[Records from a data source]
* * * * *
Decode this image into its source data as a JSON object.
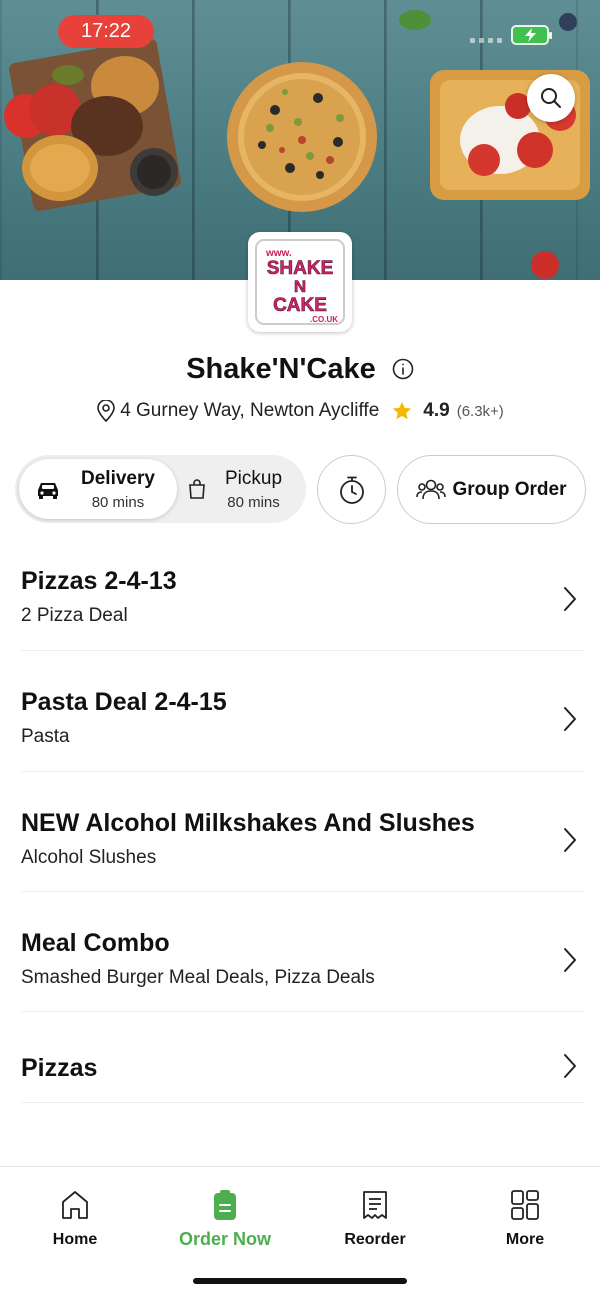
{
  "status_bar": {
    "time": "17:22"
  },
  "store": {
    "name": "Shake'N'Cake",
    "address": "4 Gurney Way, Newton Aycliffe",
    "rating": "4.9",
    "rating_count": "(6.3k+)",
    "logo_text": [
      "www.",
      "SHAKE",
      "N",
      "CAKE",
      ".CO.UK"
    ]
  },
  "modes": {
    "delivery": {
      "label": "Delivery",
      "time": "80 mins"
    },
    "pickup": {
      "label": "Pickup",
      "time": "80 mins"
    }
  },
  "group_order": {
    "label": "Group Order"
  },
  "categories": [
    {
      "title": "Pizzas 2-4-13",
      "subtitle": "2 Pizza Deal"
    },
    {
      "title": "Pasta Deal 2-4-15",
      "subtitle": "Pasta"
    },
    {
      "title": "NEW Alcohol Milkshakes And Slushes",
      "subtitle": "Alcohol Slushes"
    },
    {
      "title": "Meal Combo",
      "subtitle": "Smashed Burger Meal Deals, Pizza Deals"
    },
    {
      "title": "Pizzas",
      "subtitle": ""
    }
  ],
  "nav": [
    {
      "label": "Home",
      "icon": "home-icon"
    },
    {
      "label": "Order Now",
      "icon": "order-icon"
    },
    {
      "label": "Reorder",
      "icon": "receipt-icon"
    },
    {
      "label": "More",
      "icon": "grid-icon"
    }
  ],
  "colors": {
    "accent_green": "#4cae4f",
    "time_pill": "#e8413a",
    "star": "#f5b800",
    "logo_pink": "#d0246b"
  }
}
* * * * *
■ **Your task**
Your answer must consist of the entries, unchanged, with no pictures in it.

■ **Answer for the task**
Decode this image into its source data as a JSON object.
{
  "status_bar": {
    "time": "17:22"
  },
  "store": {
    "name": "Shake'N'Cake",
    "address": "4 Gurney Way, Newton Aycliffe",
    "rating": "4.9",
    "rating_count": "(6.3k+)",
    "logo_text": [
      "www.",
      "SHAKE",
      "N",
      "CAKE",
      ".CO.UK"
    ]
  },
  "modes": {
    "delivery": {
      "label": "Delivery",
      "time": "80 mins"
    },
    "pickup": {
      "label": "Pickup",
      "time": "80 mins"
    }
  },
  "group_order": {
    "label": "Group Order"
  },
  "categories": [
    {
      "title": "Pizzas 2-4-13",
      "subtitle": "2 Pizza Deal"
    },
    {
      "title": "Pasta Deal 2-4-15",
      "subtitle": "Pasta"
    },
    {
      "title": "NEW Alcohol Milkshakes And Slushes",
      "subtitle": "Alcohol Slushes"
    },
    {
      "title": "Meal Combo",
      "subtitle": "Smashed Burger Meal Deals, Pizza Deals"
    },
    {
      "title": "Pizzas",
      "subtitle": ""
    }
  ],
  "nav": [
    {
      "label": "Home",
      "icon": "home-icon"
    },
    {
      "label": "Order Now",
      "icon": "order-icon"
    },
    {
      "label": "Reorder",
      "icon": "receipt-icon"
    },
    {
      "label": "More",
      "icon": "grid-icon"
    }
  ],
  "colors": {
    "accent_green": "#4cae4f",
    "time_pill": "#e8413a",
    "star": "#f5b800",
    "logo_pink": "#d0246b"
  }
}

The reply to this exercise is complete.